Brief: Search the data for the word "filing". Reproduce every line where it is found.

[App and web page records]
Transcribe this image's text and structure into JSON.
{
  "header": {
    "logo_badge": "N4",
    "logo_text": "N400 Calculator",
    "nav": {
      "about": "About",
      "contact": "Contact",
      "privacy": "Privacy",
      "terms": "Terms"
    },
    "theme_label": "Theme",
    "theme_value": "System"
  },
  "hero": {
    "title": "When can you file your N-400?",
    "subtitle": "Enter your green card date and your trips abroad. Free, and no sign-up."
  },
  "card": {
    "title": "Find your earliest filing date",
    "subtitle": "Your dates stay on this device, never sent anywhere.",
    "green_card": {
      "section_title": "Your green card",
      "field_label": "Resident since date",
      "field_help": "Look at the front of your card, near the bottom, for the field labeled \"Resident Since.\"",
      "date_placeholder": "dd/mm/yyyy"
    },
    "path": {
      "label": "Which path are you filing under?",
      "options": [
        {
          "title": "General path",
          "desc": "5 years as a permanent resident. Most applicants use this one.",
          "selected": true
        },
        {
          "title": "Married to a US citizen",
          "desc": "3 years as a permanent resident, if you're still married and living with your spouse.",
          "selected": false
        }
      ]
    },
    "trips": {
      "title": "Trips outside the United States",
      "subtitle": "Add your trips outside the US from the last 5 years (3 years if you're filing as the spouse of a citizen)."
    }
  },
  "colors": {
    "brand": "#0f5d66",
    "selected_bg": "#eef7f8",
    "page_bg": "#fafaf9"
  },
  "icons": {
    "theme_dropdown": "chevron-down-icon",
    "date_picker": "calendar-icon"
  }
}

Exercise output:
    "title": "Find your earliest filing date",
      "label": "Which path are you filing under?",
      "subtitle": "Add your trips outside the US from the last 5 years (3 years if you're filing as the spouse of a citizen)."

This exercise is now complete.